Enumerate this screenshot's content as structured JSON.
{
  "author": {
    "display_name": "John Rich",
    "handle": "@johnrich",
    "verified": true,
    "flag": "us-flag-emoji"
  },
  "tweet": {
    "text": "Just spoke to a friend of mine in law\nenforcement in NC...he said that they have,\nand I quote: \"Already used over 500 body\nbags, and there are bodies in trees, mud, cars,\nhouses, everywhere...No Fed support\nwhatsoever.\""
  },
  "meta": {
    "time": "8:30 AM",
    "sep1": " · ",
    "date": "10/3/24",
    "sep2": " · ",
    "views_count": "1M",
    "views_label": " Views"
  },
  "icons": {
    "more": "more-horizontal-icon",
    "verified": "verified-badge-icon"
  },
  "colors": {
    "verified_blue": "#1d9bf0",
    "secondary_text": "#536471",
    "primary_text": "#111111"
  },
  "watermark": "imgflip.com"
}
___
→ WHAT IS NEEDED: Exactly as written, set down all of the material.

→ EXERCISE SOLUTION:
Enumerate this screenshot's content as structured JSON.
{
  "author": {
    "display_name": "John Rich",
    "handle": "@johnrich",
    "verified": true,
    "flag": "us-flag-emoji"
  },
  "tweet": {
    "text": "Just spoke to a friend of mine in law\nenforcement in NC...he said that they have,\nand I quote: \"Already used over 500 body\nbags, and there are bodies in trees, mud, cars,\nhouses, everywhere...No Fed support\nwhatsoever.\""
  },
  "meta": {
    "time": "8:30 AM",
    "sep1": " · ",
    "date": "10/3/24",
    "sep2": " · ",
    "views_count": "1M",
    "views_label": " Views"
  },
  "icons": {
    "more": "more-horizontal-icon",
    "verified": "verified-badge-icon"
  },
  "colors": {
    "verified_blue": "#1d9bf0",
    "secondary_text": "#536471",
    "primary_text": "#111111"
  },
  "watermark": "imgflip.com"
}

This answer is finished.